[RECORDS SHOWN Boundary: Start]
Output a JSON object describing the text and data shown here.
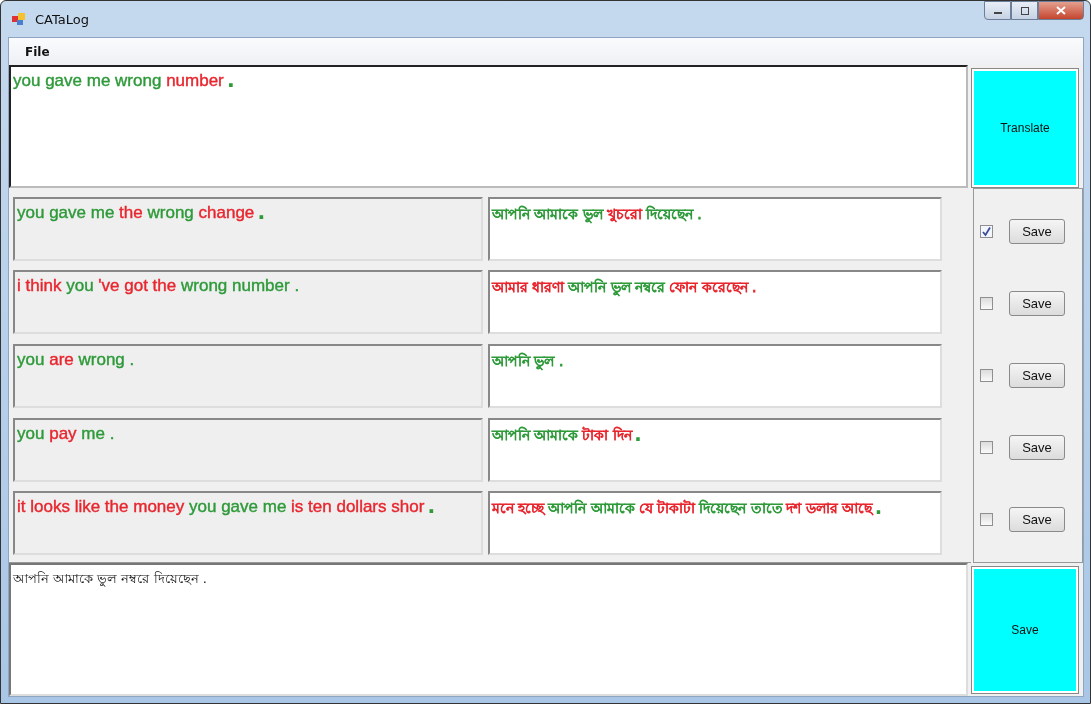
{
  "window": {
    "title": "CATaLog"
  },
  "menu": [
    "File"
  ],
  "input": {
    "segments": [
      {
        "text": "you gave me wrong",
        "color": "#2e9a3a"
      },
      {
        "text": "number",
        "color": "#e8262e"
      },
      {
        "text": ".",
        "color": "#2e9a3a"
      }
    ]
  },
  "translate_button": "Translate",
  "results": [
    {
      "source": [
        {
          "text": "you gave me",
          "color": "#2e9a3a"
        },
        {
          "text": "the",
          "color": "#e8262e"
        },
        {
          "text": "wrong",
          "color": "#2e9a3a"
        },
        {
          "text": "change",
          "color": "#e8262e"
        },
        {
          "text": ".",
          "color": "#2e9a3a"
        }
      ],
      "target": [
        {
          "text": "আপনি আমাকে ভুল",
          "color": "#2e9a3a"
        },
        {
          "text": "খুচরো",
          "color": "#e8262e"
        },
        {
          "text": "দিয়েছেন .",
          "color": "#2e9a3a"
        }
      ],
      "checked": true,
      "button": "Save"
    },
    {
      "source": [
        {
          "text": "i think",
          "color": "#e8262e"
        },
        {
          "text": "you",
          "color": "#2e9a3a"
        },
        {
          "text": "'ve got the",
          "color": "#e8262e"
        },
        {
          "text": "wrong number .",
          "color": "#2e9a3a"
        }
      ],
      "target": [
        {
          "text": "আমার ধারণা",
          "color": "#e8262e"
        },
        {
          "text": "আপনি ভুল নম্বরে",
          "color": "#2e9a3a"
        },
        {
          "text": "ফোন করেছেন .",
          "color": "#e8262e"
        }
      ],
      "checked": false,
      "button": "Save"
    },
    {
      "source": [
        {
          "text": "you",
          "color": "#2e9a3a"
        },
        {
          "text": "are",
          "color": "#e8262e"
        },
        {
          "text": "wrong .",
          "color": "#2e9a3a"
        }
      ],
      "target": [
        {
          "text": "আপনি ভুল .",
          "color": "#2e9a3a"
        }
      ],
      "checked": false,
      "button": "Save"
    },
    {
      "source": [
        {
          "text": "you",
          "color": "#2e9a3a"
        },
        {
          "text": "pay",
          "color": "#e8262e"
        },
        {
          "text": "me .",
          "color": "#2e9a3a"
        }
      ],
      "target": [
        {
          "text": "আপনি আমাকে",
          "color": "#2e9a3a"
        },
        {
          "text": "টাকা দিন",
          "color": "#e8262e"
        },
        {
          "text": ".",
          "color": "#2e9a3a"
        }
      ],
      "checked": false,
      "button": "Save"
    },
    {
      "source": [
        {
          "text": "it looks like the money",
          "color": "#e8262e"
        },
        {
          "text": "you gave me",
          "color": "#2e9a3a"
        },
        {
          "text": "is ten dollars shor",
          "color": "#e8262e"
        },
        {
          "text": ".",
          "color": "#2e9a3a"
        }
      ],
      "target": [
        {
          "text": "মনে হচ্ছে",
          "color": "#e8262e"
        },
        {
          "text": "আপনি আমাকে",
          "color": "#2e9a3a"
        },
        {
          "text": "যে টাকাটা",
          "color": "#e8262e"
        },
        {
          "text": "দিয়েছেন তাতে",
          "color": "#2e9a3a"
        },
        {
          "text": "দশ ডলার আছে",
          "color": "#e8262e"
        },
        {
          "text": ".",
          "color": "#2e9a3a"
        }
      ],
      "checked": false,
      "button": "Save"
    }
  ],
  "output": "আপনি আমাকে ভুল নম্বরে  দিয়েছেন .",
  "save_button": "Save"
}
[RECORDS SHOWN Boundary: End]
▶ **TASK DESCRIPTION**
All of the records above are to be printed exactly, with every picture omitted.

▶ **EXERCISE ANSWER**
Output a JSON object describing the text and data shown here.
{
  "window": {
    "title": "CATaLog"
  },
  "menu": [
    "File"
  ],
  "input": {
    "segments": [
      {
        "text": "you gave me wrong",
        "color": "#2e9a3a"
      },
      {
        "text": "number",
        "color": "#e8262e"
      },
      {
        "text": ".",
        "color": "#2e9a3a"
      }
    ]
  },
  "translate_button": "Translate",
  "results": [
    {
      "source": [
        {
          "text": "you gave me",
          "color": "#2e9a3a"
        },
        {
          "text": "the",
          "color": "#e8262e"
        },
        {
          "text": "wrong",
          "color": "#2e9a3a"
        },
        {
          "text": "change",
          "color": "#e8262e"
        },
        {
          "text": ".",
          "color": "#2e9a3a"
        }
      ],
      "target": [
        {
          "text": "আপনি আমাকে ভুল",
          "color": "#2e9a3a"
        },
        {
          "text": "খুচরো",
          "color": "#e8262e"
        },
        {
          "text": "দিয়েছেন .",
          "color": "#2e9a3a"
        }
      ],
      "checked": true,
      "button": "Save"
    },
    {
      "source": [
        {
          "text": "i think",
          "color": "#e8262e"
        },
        {
          "text": "you",
          "color": "#2e9a3a"
        },
        {
          "text": "'ve got the",
          "color": "#e8262e"
        },
        {
          "text": "wrong number .",
          "color": "#2e9a3a"
        }
      ],
      "target": [
        {
          "text": "আমার ধারণা",
          "color": "#e8262e"
        },
        {
          "text": "আপনি ভুল নম্বরে",
          "color": "#2e9a3a"
        },
        {
          "text": "ফোন করেছেন .",
          "color": "#e8262e"
        }
      ],
      "checked": false,
      "button": "Save"
    },
    {
      "source": [
        {
          "text": "you",
          "color": "#2e9a3a"
        },
        {
          "text": "are",
          "color": "#e8262e"
        },
        {
          "text": "wrong .",
          "color": "#2e9a3a"
        }
      ],
      "target": [
        {
          "text": "আপনি ভুল .",
          "color": "#2e9a3a"
        }
      ],
      "checked": false,
      "button": "Save"
    },
    {
      "source": [
        {
          "text": "you",
          "color": "#2e9a3a"
        },
        {
          "text": "pay",
          "color": "#e8262e"
        },
        {
          "text": "me .",
          "color": "#2e9a3a"
        }
      ],
      "target": [
        {
          "text": "আপনি আমাকে",
          "color": "#2e9a3a"
        },
        {
          "text": "টাকা দিন",
          "color": "#e8262e"
        },
        {
          "text": ".",
          "color": "#2e9a3a"
        }
      ],
      "checked": false,
      "button": "Save"
    },
    {
      "source": [
        {
          "text": "it looks like the money",
          "color": "#e8262e"
        },
        {
          "text": "you gave me",
          "color": "#2e9a3a"
        },
        {
          "text": "is ten dollars shor",
          "color": "#e8262e"
        },
        {
          "text": ".",
          "color": "#2e9a3a"
        }
      ],
      "target": [
        {
          "text": "মনে হচ্ছে",
          "color": "#e8262e"
        },
        {
          "text": "আপনি আমাকে",
          "color": "#2e9a3a"
        },
        {
          "text": "যে টাকাটা",
          "color": "#e8262e"
        },
        {
          "text": "দিয়েছেন তাতে",
          "color": "#2e9a3a"
        },
        {
          "text": "দশ ডলার আছে",
          "color": "#e8262e"
        },
        {
          "text": ".",
          "color": "#2e9a3a"
        }
      ],
      "checked": false,
      "button": "Save"
    }
  ],
  "output": "আপনি আমাকে ভুল নম্বরে  দিয়েছেন .",
  "save_button": "Save"
}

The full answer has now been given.